The $27.8 billion budget deficit projected by the legislative analyst’s office is larger than the estimated $24 billion revenue shortfall that Schwarzenegger announced last week in calling a special legislative session. The governor’s estimate did not include potential increases in expenses.
Additional expenses include increasing numbers of people enrolled in health and social services, which is typical in tough economic times, to additional firefighting costs, according to a 28-page report Taylor released Tuesday.
The state will also likely have to pony up an additional $1.5 billion for local governments, which are expected to see sharp reductions in property tax receipts as a result of the rapid decline in the state’s housing market, the report said.
Assembly Speaker Karen Bass, D-Baldwin Vista (Los Angeles County), called the state’s looming deficit “shocking,” adding that the federal government should help bail out states like California that face dire fiscal straits.
“We can’t let one of the world’s largest economies go over the cliff,” she said.
Aaron McLear, a spokesman for Schwarzenegger, said the legislative analyst’s office’s report underscores the seriousness of the governor’s assessment of the state’s financial woes.
“We have a serious problem that needs to be addressed immediately, and the right approach is a balanced approach of both cuts and taxes,” McLear said.

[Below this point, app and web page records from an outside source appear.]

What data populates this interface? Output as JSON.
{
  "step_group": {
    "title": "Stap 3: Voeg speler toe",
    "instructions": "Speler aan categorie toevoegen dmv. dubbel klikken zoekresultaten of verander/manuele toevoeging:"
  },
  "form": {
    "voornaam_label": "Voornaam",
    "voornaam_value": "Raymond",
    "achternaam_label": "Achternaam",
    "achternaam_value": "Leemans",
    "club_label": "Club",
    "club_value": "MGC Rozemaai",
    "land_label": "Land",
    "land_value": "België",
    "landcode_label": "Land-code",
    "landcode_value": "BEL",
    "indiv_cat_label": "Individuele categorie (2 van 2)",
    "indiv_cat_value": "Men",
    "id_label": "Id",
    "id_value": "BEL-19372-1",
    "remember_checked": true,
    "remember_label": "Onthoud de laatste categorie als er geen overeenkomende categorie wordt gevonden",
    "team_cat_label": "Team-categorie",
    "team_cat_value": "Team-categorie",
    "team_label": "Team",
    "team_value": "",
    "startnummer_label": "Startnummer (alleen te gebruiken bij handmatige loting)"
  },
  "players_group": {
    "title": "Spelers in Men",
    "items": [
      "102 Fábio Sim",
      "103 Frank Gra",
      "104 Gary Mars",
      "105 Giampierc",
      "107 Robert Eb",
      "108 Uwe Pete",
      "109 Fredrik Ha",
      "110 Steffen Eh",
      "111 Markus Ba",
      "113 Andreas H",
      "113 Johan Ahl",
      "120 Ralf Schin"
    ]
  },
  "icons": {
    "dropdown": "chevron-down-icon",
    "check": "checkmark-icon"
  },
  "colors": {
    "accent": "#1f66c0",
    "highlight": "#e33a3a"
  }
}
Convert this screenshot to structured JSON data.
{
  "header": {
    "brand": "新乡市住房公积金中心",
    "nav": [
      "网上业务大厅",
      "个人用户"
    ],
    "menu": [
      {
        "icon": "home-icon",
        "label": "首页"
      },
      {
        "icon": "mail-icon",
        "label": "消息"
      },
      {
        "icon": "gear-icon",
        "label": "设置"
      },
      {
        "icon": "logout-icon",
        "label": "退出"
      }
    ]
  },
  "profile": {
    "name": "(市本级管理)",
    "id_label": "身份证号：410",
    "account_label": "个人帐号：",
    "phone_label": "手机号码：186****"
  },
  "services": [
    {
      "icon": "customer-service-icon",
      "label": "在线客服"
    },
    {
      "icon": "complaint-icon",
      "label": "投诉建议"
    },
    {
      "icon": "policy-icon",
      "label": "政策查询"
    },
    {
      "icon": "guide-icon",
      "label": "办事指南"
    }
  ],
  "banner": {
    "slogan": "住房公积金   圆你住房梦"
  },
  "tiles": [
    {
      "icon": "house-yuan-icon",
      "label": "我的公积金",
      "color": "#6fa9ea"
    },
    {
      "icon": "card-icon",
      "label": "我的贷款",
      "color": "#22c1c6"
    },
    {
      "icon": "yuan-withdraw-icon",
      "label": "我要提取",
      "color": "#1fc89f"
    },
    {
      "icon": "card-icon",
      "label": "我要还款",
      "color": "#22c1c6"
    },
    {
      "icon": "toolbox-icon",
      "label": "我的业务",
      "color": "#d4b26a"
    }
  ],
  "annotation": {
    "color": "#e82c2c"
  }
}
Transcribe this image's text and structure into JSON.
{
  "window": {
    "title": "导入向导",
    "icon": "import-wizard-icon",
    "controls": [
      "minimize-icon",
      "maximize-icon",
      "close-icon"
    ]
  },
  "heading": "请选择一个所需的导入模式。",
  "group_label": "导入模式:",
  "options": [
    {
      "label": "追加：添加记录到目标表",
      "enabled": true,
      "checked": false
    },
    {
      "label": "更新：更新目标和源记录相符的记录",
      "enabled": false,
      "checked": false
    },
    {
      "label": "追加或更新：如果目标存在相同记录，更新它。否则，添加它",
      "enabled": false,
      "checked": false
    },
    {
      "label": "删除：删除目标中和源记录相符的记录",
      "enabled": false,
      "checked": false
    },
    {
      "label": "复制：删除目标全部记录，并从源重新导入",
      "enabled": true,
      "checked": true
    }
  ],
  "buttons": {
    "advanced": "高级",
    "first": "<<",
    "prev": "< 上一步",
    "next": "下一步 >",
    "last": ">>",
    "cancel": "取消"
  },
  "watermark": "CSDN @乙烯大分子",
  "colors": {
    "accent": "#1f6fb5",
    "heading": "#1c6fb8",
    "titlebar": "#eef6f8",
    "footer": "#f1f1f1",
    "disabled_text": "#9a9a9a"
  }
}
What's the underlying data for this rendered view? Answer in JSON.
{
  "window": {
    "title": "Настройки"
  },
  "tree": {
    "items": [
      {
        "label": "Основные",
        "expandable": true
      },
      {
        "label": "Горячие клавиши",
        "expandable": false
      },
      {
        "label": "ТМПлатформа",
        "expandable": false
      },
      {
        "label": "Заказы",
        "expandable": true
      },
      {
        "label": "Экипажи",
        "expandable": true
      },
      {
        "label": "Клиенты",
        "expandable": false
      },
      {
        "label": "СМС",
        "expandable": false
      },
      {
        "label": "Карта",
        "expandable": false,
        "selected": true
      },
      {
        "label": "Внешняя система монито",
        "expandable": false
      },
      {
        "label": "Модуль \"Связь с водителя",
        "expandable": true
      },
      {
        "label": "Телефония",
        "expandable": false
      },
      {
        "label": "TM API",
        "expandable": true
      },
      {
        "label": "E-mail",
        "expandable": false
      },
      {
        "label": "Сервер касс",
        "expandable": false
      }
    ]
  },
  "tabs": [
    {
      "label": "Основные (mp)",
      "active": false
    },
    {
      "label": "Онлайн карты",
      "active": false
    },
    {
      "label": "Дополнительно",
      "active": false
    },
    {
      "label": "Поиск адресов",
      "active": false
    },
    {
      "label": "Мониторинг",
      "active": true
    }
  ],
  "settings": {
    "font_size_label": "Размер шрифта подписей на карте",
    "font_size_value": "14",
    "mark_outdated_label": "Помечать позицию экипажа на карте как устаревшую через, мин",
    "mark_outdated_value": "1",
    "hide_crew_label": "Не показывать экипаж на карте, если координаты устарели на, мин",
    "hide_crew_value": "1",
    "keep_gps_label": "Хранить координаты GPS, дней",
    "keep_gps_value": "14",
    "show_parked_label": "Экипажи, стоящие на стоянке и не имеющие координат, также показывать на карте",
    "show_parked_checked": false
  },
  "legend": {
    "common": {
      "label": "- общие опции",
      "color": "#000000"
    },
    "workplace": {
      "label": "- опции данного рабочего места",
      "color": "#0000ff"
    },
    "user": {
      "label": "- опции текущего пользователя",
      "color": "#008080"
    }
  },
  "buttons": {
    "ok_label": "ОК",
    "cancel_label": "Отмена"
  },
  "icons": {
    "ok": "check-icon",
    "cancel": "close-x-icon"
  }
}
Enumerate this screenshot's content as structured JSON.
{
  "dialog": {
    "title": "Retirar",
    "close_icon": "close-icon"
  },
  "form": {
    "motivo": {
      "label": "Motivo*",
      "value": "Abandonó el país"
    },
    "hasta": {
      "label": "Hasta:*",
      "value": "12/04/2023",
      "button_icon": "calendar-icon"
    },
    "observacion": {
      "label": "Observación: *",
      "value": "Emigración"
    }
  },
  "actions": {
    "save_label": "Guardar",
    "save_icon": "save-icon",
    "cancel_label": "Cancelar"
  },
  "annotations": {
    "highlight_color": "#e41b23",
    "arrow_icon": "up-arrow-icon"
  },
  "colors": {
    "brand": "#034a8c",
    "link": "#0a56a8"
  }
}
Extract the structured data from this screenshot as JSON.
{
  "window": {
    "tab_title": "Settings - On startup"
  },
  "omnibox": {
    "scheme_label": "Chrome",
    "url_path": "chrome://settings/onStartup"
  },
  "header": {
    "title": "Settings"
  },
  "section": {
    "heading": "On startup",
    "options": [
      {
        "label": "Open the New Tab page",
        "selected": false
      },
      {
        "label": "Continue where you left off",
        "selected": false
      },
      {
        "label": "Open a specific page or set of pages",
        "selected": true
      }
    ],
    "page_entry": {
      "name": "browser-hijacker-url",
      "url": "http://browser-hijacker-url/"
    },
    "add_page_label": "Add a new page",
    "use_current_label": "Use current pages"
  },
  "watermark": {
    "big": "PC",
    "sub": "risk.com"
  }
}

With the economy in a tailspin, Schwarzenegger last week warned that the state’s revenue could shrink by $11 billion in the current fiscal year, which ends June 30, followed by $13 billion more the following year.
He issued an executive order calling for a special legislative session and proposed a combination of taxes, including a temporary 1 1/2-cent increase in the sales tax and a severance tax on oil production. The governor also proposed billions of dollars in cuts to education, health care and funds for the poor.
The Legislature has until the end of the month to negotiate a compromise package before newly elected lawmakers begin their terms on Dec. 1. Bass said the state Assembly plans to hold a committee hearing Friday on Schwarzenegger’s package of proposals to fix the budget as well as the legislative analyst’s own assessments and suggestions.